PROBLEM REQUIREMENTS:
From the entries, copy every line that carries the string "icon".

DATA PROVIDED:
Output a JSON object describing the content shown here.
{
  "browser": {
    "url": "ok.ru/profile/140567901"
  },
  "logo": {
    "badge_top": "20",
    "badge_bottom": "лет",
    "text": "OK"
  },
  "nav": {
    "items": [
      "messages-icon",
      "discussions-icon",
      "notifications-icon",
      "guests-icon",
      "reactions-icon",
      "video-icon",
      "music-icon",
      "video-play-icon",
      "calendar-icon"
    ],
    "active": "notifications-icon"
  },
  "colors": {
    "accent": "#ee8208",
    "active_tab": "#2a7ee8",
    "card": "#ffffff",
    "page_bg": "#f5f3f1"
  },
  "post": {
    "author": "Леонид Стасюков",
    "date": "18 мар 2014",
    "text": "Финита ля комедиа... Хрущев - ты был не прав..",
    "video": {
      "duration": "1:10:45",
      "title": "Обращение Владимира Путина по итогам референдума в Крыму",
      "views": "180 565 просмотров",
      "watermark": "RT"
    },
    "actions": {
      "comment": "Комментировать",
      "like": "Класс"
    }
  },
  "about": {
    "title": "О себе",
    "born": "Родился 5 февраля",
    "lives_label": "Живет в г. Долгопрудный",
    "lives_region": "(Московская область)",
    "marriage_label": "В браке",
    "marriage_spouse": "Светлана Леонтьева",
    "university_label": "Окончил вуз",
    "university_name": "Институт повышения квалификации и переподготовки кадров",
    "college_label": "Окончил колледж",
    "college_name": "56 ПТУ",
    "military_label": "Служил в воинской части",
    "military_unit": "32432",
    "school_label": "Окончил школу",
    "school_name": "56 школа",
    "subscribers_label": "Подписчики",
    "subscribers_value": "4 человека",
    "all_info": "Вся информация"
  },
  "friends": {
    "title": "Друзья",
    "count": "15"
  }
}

YOUR SOLUTION:
      "messages-icon",
      "discussions-icon",
      "notifications-icon",
      "guests-icon",
      "reactions-icon",
      "video-icon",
      "music-icon",
      "video-play-icon",
      "calendar-icon"
    "active": "notifications-icon"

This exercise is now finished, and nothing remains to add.